▶ [Data for this exercise]:
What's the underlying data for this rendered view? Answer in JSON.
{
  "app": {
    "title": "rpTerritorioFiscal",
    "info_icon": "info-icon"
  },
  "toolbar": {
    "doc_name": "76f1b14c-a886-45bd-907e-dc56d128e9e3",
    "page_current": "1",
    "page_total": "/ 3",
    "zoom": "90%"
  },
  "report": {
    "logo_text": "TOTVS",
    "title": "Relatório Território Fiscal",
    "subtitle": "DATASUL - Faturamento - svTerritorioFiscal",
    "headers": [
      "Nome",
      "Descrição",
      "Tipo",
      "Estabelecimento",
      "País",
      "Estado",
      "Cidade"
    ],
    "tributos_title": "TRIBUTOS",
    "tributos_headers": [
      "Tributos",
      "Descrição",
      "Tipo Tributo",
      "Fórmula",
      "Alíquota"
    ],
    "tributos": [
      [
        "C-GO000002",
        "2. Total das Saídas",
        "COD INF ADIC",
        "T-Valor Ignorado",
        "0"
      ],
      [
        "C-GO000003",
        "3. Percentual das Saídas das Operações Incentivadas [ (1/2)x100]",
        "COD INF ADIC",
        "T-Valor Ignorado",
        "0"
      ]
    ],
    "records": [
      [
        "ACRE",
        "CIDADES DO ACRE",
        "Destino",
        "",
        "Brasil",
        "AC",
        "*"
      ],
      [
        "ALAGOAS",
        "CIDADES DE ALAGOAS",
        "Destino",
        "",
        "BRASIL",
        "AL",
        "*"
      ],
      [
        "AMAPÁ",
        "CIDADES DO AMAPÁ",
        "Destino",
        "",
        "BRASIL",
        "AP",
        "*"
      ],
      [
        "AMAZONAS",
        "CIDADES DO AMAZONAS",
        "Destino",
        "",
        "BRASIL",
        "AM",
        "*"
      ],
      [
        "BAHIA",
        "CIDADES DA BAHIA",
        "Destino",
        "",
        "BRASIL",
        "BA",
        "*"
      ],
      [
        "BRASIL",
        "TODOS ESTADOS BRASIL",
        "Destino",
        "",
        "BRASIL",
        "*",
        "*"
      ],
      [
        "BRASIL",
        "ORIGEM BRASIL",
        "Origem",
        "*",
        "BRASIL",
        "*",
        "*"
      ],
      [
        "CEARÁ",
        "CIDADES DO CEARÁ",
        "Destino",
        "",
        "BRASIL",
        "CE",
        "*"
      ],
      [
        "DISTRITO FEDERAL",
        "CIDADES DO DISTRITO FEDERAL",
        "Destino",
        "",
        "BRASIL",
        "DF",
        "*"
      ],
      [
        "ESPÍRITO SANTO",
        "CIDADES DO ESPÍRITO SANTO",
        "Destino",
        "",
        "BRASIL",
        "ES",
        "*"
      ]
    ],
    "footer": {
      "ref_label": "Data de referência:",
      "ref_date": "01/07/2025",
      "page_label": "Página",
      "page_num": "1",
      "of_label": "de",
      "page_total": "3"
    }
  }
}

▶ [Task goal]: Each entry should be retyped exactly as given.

▶ [Written solution]:
What's the underlying data for this rendered view? Answer in JSON.
{
  "app": {
    "title": "rpTerritorioFiscal",
    "info_icon": "info-icon"
  },
  "toolbar": {
    "doc_name": "76f1b14c-a886-45bd-907e-dc56d128e9e3",
    "page_current": "1",
    "page_total": "/ 3",
    "zoom": "90%"
  },
  "report": {
    "logo_text": "TOTVS",
    "title": "Relatório Território Fiscal",
    "subtitle": "DATASUL - Faturamento - svTerritorioFiscal",
    "headers": [
      "Nome",
      "Descrição",
      "Tipo",
      "Estabelecimento",
      "País",
      "Estado",
      "Cidade"
    ],
    "tributos_title": "TRIBUTOS",
    "tributos_headers": [
      "Tributos",
      "Descrição",
      "Tipo Tributo",
      "Fórmula",
      "Alíquota"
    ],
    "tributos": [
      [
        "C-GO000002",
        "2. Total das Saídas",
        "COD INF ADIC",
        "T-Valor Ignorado",
        "0"
      ],
      [
        "C-GO000003",
        "3. Percentual das Saídas das Operações Incentivadas [ (1/2)x100]",
        "COD INF ADIC",
        "T-Valor Ignorado",
        "0"
      ]
    ],
    "records": [
      [
        "ACRE",
        "CIDADES DO ACRE",
        "Destino",
        "",
        "Brasil",
        "AC",
        "*"
      ],
      [
        "ALAGOAS",
        "CIDADES DE ALAGOAS",
        "Destino",
        "",
        "BRASIL",
        "AL",
        "*"
      ],
      [
        "AMAPÁ",
        "CIDADES DO AMAPÁ",
        "Destino",
        "",
        "BRASIL",
        "AP",
        "*"
      ],
      [
        "AMAZONAS",
        "CIDADES DO AMAZONAS",
        "Destino",
        "",
        "BRASIL",
        "AM",
        "*"
      ],
      [
        "BAHIA",
        "CIDADES DA BAHIA",
        "Destino",
        "",
        "BRASIL",
        "BA",
        "*"
      ],
      [
        "BRASIL",
        "TODOS ESTADOS BRASIL",
        "Destino",
        "",
        "BRASIL",
        "*",
        "*"
      ],
      [
        "BRASIL",
        "ORIGEM BRASIL",
        "Origem",
        "*",
        "BRASIL",
        "*",
        "*"
      ],
      [
        "CEARÁ",
        "CIDADES DO CEARÁ",
        "Destino",
        "",
        "BRASIL",
        "CE",
        "*"
      ],
      [
        "DISTRITO FEDERAL",
        "CIDADES DO DISTRITO FEDERAL",
        "Destino",
        "",
        "BRASIL",
        "DF",
        "*"
      ],
      [
        "ESPÍRITO SANTO",
        "CIDADES DO ESPÍRITO SANTO",
        "Destino",
        "",
        "BRASIL",
        "ES",
        "*"
      ]
    ],
    "footer": {
      "ref_label": "Data de referência:",
      "ref_date": "01/07/2025",
      "page_label": "Página",
      "page_num": "1",
      "of_label": "de",
      "page_total": "3"
    }
  }
}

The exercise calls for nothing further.